*** Opening of RECORD EXTRACTS ***

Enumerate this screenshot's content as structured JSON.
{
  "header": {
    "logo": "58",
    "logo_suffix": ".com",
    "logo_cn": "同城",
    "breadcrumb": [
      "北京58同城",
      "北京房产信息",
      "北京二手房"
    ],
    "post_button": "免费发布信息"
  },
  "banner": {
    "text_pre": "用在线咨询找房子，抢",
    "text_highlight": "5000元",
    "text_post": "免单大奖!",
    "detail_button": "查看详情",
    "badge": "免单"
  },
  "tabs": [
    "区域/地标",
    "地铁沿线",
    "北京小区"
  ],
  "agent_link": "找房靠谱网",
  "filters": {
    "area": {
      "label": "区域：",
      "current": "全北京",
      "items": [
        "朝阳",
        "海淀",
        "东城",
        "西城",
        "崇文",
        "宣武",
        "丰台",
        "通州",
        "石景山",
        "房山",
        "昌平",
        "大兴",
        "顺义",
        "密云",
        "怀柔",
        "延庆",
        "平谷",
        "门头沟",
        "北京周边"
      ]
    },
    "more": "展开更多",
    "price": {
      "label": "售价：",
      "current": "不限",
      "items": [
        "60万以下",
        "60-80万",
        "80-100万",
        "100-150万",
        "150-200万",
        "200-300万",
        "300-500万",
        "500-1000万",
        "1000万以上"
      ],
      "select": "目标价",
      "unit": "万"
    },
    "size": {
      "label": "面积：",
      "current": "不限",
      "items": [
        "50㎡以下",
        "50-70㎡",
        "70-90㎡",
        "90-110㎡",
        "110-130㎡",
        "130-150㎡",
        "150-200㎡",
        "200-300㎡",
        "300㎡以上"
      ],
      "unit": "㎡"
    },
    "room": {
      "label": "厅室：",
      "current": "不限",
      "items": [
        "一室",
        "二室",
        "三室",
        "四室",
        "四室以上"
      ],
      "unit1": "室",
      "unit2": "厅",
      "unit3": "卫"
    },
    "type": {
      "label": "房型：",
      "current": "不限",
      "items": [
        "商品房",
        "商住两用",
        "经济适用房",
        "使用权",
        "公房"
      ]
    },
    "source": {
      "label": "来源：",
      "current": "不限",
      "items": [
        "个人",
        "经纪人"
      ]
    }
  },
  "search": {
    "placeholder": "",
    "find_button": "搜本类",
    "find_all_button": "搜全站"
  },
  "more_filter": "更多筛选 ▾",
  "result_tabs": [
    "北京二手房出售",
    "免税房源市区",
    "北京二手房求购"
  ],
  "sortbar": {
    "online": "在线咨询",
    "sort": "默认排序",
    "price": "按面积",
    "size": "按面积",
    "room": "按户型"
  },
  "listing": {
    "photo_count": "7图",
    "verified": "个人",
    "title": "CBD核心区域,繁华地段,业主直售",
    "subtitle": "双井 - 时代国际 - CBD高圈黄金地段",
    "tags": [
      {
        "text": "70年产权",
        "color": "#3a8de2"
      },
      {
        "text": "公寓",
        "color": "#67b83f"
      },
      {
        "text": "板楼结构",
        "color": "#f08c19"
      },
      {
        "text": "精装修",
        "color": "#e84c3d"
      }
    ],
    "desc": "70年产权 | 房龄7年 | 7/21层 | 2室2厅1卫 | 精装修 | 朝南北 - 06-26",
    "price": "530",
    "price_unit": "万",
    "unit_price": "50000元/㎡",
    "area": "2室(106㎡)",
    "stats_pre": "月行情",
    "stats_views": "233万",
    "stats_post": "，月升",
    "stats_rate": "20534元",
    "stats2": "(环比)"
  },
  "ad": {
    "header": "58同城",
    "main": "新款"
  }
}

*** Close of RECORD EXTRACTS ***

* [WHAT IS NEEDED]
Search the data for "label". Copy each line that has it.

* [ANSWER TO THIS PROBLEM]
      "label": "区域：",
      "label": "售价：",
      "label": "面积：",
      "label": "厅室：",
      "label": "房型：",
      "label": "来源：",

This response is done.